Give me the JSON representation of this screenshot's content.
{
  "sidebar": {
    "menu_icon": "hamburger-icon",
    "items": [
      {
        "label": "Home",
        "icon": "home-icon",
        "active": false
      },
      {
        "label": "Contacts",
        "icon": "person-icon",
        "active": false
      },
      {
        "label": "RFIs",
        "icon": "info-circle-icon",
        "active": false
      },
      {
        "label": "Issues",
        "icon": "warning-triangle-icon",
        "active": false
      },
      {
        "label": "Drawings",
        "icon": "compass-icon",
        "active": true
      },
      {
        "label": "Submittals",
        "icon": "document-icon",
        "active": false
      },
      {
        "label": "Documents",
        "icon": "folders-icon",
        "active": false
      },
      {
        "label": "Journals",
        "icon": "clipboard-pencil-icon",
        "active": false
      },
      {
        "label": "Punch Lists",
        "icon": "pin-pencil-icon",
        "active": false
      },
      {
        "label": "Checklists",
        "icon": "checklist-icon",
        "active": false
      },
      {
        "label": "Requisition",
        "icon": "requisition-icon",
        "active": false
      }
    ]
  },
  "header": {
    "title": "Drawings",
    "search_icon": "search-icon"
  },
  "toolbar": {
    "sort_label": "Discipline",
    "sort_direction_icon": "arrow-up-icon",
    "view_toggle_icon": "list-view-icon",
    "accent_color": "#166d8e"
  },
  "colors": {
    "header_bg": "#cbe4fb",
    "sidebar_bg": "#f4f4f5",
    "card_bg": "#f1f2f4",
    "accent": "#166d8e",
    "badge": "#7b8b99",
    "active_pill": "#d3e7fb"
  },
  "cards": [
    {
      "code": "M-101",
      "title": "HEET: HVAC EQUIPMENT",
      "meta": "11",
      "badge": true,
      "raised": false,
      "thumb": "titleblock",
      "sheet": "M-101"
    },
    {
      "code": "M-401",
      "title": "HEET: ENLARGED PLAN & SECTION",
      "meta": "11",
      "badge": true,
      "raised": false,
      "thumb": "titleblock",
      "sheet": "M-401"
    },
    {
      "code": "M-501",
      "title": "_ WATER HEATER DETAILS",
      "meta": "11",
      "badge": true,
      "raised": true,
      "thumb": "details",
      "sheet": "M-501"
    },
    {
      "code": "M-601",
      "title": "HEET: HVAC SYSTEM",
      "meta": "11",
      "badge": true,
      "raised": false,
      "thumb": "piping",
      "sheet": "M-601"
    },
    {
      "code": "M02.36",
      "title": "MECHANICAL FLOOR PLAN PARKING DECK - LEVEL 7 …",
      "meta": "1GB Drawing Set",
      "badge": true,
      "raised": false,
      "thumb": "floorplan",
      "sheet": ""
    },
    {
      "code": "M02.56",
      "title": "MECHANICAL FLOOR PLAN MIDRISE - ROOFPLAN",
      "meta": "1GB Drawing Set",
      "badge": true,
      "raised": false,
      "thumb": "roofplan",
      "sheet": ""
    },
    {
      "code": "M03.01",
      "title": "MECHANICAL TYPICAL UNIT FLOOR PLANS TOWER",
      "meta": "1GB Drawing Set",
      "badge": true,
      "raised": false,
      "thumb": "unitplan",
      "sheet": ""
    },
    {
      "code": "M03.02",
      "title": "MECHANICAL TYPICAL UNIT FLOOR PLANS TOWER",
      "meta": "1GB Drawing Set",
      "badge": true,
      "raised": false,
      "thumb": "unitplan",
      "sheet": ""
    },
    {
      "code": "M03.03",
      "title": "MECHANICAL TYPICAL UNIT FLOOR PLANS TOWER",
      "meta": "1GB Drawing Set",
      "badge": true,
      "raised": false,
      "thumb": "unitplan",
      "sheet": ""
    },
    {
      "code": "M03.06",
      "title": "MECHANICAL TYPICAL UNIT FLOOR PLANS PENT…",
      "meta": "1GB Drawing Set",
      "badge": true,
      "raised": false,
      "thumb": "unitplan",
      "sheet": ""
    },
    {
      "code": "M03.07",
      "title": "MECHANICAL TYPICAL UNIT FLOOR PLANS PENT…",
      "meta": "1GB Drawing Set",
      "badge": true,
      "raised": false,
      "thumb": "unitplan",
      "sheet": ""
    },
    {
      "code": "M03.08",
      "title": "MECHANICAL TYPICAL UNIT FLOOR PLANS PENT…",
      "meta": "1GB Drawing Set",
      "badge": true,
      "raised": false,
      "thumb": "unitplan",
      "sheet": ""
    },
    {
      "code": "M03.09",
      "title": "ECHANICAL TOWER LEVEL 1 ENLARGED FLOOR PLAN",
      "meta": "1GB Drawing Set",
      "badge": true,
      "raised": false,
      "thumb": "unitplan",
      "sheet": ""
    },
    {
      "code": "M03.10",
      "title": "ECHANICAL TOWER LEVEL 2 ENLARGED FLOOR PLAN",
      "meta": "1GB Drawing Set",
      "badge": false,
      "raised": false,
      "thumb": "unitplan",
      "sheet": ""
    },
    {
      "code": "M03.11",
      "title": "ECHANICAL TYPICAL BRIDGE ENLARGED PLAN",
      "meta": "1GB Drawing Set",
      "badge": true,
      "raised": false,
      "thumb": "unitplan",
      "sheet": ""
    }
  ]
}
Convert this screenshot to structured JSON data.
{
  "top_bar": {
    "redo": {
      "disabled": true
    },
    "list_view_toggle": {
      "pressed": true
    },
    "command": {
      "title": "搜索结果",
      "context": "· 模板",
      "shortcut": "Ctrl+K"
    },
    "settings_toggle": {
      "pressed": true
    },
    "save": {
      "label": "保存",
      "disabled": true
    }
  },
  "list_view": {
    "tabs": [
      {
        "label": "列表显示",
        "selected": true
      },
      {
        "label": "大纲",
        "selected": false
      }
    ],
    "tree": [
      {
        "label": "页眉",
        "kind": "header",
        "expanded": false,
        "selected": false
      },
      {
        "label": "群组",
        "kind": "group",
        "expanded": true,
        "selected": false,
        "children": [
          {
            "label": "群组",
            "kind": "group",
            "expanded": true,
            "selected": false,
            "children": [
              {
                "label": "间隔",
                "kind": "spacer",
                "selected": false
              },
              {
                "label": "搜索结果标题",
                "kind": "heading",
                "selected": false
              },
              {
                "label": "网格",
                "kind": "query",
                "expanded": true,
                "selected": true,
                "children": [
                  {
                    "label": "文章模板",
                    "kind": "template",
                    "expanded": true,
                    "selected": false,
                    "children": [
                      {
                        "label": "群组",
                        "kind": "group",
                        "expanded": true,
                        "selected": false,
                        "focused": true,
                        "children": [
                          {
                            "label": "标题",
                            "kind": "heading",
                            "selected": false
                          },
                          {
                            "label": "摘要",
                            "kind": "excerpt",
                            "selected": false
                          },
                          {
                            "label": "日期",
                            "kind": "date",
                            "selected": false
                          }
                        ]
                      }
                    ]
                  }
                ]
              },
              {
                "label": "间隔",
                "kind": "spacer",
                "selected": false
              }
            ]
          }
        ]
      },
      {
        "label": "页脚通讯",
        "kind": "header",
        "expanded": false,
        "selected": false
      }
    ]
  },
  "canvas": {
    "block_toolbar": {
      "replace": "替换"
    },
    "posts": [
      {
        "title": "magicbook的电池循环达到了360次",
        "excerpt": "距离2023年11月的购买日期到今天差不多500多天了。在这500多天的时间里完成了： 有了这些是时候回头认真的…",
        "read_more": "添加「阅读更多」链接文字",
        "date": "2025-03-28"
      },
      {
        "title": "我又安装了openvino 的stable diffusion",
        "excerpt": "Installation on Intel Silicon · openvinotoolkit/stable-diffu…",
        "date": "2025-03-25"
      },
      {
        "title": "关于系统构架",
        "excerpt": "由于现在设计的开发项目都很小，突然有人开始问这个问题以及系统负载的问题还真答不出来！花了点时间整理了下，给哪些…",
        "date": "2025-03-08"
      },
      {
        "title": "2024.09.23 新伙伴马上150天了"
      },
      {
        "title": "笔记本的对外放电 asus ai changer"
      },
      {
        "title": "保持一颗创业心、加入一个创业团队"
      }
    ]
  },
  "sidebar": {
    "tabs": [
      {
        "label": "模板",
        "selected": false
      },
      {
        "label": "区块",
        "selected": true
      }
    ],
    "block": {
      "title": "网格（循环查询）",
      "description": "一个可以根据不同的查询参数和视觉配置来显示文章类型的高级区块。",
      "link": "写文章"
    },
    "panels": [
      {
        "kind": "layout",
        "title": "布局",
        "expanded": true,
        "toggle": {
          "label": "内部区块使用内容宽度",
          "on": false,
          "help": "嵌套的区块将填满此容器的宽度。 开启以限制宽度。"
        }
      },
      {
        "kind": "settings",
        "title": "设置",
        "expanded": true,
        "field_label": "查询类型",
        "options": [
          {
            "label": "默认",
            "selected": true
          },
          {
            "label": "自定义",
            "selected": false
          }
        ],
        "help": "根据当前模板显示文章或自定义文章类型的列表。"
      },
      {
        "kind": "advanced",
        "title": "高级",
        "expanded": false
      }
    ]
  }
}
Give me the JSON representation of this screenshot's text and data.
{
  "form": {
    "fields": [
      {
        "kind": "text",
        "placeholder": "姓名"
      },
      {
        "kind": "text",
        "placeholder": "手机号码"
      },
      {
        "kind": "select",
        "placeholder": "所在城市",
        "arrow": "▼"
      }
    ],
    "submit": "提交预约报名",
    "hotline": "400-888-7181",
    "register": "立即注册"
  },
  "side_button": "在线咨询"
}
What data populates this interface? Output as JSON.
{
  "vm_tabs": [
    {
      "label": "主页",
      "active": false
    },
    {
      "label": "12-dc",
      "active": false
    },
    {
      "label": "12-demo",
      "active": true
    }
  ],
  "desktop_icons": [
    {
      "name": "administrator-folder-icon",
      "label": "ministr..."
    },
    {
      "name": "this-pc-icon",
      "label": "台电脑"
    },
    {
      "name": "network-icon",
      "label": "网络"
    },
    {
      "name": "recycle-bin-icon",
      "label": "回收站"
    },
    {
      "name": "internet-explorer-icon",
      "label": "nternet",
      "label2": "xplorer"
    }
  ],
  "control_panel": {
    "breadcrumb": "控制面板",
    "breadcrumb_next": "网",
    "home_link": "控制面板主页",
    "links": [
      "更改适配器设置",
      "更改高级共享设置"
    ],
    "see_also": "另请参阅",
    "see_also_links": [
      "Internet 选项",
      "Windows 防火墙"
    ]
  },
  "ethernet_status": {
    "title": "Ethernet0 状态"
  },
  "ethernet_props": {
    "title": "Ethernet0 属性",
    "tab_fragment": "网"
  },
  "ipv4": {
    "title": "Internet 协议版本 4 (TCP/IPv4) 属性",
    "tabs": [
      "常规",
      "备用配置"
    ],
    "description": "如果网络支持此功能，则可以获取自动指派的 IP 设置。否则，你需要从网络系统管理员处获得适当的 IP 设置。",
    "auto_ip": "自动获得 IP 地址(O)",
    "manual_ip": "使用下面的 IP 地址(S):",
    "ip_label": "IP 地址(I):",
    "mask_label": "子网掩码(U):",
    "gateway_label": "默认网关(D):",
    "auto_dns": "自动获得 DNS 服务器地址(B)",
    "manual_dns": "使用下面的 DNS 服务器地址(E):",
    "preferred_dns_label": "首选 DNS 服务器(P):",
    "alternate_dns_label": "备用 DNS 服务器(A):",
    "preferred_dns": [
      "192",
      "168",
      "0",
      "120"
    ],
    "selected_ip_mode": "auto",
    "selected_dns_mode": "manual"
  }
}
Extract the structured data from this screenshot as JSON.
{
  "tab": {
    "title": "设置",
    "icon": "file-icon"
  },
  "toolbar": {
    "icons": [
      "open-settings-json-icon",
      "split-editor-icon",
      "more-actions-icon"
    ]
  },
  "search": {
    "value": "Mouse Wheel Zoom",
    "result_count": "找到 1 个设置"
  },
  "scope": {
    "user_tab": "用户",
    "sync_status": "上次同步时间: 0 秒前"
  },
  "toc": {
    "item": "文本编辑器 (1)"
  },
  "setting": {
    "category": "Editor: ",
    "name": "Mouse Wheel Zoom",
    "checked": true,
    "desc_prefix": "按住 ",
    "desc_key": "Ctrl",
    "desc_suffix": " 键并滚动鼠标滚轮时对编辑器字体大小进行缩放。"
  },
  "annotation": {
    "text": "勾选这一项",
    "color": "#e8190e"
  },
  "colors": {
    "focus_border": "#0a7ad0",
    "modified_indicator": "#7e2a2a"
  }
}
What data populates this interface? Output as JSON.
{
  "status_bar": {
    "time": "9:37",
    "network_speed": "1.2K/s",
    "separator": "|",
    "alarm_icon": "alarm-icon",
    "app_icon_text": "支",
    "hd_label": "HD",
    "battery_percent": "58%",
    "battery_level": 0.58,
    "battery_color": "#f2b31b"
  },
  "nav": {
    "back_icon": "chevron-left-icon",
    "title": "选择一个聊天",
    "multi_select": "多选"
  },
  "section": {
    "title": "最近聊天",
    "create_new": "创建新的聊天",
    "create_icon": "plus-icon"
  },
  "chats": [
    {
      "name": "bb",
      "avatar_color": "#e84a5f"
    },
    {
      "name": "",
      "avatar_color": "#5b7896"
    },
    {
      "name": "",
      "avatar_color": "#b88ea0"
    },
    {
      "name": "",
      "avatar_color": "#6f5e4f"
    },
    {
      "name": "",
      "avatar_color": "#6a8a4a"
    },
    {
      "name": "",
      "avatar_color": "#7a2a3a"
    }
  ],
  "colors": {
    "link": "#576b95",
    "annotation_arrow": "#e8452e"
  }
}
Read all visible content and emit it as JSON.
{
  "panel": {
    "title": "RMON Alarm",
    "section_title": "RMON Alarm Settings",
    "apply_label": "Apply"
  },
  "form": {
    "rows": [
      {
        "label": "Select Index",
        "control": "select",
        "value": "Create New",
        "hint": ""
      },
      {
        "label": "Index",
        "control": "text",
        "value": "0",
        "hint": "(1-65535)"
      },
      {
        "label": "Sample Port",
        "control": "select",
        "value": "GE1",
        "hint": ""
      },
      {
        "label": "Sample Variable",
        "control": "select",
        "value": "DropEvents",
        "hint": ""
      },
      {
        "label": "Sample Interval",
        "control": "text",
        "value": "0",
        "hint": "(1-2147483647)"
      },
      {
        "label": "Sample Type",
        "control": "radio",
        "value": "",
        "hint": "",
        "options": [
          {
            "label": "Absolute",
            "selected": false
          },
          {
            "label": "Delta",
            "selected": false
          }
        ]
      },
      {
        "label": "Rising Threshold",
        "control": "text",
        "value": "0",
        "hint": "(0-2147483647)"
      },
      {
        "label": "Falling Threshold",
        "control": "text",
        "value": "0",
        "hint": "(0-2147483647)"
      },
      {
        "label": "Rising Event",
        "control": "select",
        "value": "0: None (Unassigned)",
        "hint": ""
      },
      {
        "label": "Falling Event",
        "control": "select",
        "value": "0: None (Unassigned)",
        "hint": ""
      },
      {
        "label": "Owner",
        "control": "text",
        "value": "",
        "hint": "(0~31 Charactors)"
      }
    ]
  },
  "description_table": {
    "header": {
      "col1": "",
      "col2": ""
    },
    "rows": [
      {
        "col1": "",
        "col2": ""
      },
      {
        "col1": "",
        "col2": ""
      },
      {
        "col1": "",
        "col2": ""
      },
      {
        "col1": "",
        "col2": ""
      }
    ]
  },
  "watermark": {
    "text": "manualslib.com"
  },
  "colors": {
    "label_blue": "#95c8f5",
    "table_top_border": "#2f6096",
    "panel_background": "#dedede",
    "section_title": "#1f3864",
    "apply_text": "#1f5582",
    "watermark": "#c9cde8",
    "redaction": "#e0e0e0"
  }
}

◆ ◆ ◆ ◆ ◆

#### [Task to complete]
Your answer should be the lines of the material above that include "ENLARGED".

#### [Task response]
      "title": "HEET: ENLARGED PLAN & SECTION",
      "title": "ECHANICAL TOWER LEVEL 1 ENLARGED FLOOR PLAN",
      "title": "ECHANICAL TOWER LEVEL 2 ENLARGED FLOOR PLAN",
      "title": "ECHANICAL TYPICAL BRIDGE ENLARGED PLAN",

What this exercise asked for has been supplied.